(In the research I did on I Samuel, I found these comments by Robert Rayburn. He shows that idolatry is not much different than when it was practiced in I Samuel 5. There are different objects but the same philosophy. Let’s make sure we are not idolaters today.)
Idolatry, simply put, is “any substitution of what is created for the Creator.” [H. Scholossberg, Idols for Destruction, 6] It doesn’t have to be an image in wood, stone, or metal. It can be anything at all. Anything that replaces the living God and our Creator in the affection and loyalty of the heart. Ezekiel speaks of men, elders in Israel indeed, who had “set up idols in their hearts” (14:3).
In 1983 Herbert Schlossberg published his book, Idols for Destruction. It was a summary of the forms that idolatry takes in our day and our culture. There were, of course, the usual suspects: power, fame, pleasure, money. But there were also the intellectual idols: history, nature, man himself, even religion. In the years since 1983, there has been a good bit more reflection on the idolatrous character of modern Western life. Other idols have been identified and the nature of the worship of them explained.
Sex can now be seen as an idol in our culture, one of the idols in the pantheon of the life experiences and pleasures that modern Western man worships.

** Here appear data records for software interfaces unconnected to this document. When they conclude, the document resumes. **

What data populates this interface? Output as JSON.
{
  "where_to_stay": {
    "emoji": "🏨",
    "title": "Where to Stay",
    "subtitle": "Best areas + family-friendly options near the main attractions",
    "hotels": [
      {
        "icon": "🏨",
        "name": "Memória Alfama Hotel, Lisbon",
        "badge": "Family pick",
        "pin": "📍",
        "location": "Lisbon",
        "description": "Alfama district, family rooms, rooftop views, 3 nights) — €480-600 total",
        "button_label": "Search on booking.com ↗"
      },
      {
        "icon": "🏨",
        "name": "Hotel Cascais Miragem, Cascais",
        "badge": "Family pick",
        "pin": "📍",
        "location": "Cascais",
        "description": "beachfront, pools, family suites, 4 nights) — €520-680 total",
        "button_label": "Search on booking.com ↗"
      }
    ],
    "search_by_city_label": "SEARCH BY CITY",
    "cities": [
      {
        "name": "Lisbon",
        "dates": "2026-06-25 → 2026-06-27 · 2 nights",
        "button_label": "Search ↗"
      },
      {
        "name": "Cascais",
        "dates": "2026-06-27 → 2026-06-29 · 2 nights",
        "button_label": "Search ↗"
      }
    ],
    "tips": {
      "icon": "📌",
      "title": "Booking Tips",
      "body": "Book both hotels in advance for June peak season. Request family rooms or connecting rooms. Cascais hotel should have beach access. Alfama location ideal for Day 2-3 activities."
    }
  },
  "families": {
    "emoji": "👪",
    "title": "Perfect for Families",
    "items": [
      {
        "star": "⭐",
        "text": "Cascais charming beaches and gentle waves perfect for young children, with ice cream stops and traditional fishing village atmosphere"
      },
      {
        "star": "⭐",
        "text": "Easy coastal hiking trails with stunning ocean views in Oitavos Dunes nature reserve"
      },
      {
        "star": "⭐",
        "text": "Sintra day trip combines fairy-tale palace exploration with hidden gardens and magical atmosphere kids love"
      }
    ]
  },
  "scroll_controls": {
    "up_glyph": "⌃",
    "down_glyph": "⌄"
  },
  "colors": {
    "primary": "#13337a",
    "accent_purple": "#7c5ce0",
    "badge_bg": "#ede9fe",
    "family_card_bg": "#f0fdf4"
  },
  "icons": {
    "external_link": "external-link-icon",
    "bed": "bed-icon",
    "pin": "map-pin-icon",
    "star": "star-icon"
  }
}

Our experience is now our God. We worship it. And, of course, physical experiences are much easier to produce and to control than spiritual ones. Hence the preoccupation with the body in modern life. There are many ways, of course, in which modern people in our culture worship the body. As churches have emptied, health clubs have filled. Plastic surgery is a booming business. Fitness is the new path to immortality, such as it is. All of these idols have the same characteristics, at bottom, as Dagon in Ashdod. They are safe, predictable, subject to the worshipper’s control. “They offer nothing like the threat of a God who thunders from Sinai…” [David Wells, God in the Wasteland, 53]
We know that Dagon was worshipped in Ashdod until at least the middle of the first century B.C, a thousand years after the events reported in 1 Samuel 5. For a thousand years they still came to Dagon’s sanctuary, they stepped over the threshold, in recollection of Dagon’s humiliation long ages before, they still worshipped a god who hadn’t been able to protect his people from the bubonic plague or himself from the dust before the ark of the Living God!